self-denying ordinance

views updated May 21 2018

self-denying ordinance, 1645. Growing dissatisfaction in Parliament with the inability of Essex and Manchester to finish the Civil War led to a proposal, late in 1644, for a self-denying ordinance, whereby members of both Houses of Parliament could no longer hold commissions. This was ingenious, since members of the House of Commons could, if they chose, resign their seats, but peers could not divest themselves of their titles: the House of Lords consequently rejected it. Brought forward again in 1645 after more royalist successes, it passed on 3 April. Essex, Manchester, and Waller resigned, clearing out the old guard, and paving the way for the New Model Army under Sir Thomas Fairfax. Cromwell was given special exemption from the ordinance.

J. A. Cannon

self-denying ordinance

views updated May 14 2018

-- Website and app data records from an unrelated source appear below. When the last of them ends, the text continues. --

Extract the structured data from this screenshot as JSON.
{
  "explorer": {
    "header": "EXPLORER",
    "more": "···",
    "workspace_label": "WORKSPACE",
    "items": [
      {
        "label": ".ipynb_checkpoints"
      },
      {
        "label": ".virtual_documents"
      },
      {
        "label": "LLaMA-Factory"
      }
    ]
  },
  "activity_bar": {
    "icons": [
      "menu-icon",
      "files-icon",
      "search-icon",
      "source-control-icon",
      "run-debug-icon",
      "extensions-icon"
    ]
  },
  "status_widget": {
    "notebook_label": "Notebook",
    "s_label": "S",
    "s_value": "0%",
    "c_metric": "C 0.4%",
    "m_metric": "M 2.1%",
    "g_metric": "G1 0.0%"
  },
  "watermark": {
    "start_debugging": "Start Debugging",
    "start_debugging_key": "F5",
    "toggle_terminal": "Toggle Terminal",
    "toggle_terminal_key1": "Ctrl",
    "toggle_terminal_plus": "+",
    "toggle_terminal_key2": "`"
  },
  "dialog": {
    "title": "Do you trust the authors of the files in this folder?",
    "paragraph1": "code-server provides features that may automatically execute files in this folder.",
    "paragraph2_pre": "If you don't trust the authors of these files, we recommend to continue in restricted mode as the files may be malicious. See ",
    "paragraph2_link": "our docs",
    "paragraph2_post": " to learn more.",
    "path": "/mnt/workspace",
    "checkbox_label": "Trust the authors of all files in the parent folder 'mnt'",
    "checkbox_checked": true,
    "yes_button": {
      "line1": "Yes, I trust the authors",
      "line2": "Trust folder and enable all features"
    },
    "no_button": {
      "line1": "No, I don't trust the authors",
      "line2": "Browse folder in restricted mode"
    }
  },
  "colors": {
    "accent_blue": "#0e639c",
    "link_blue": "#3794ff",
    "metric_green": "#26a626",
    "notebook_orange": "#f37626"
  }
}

self-denying ordinance a resolution (1645) of the Long Parliament depriving members of parliament of civil and military office.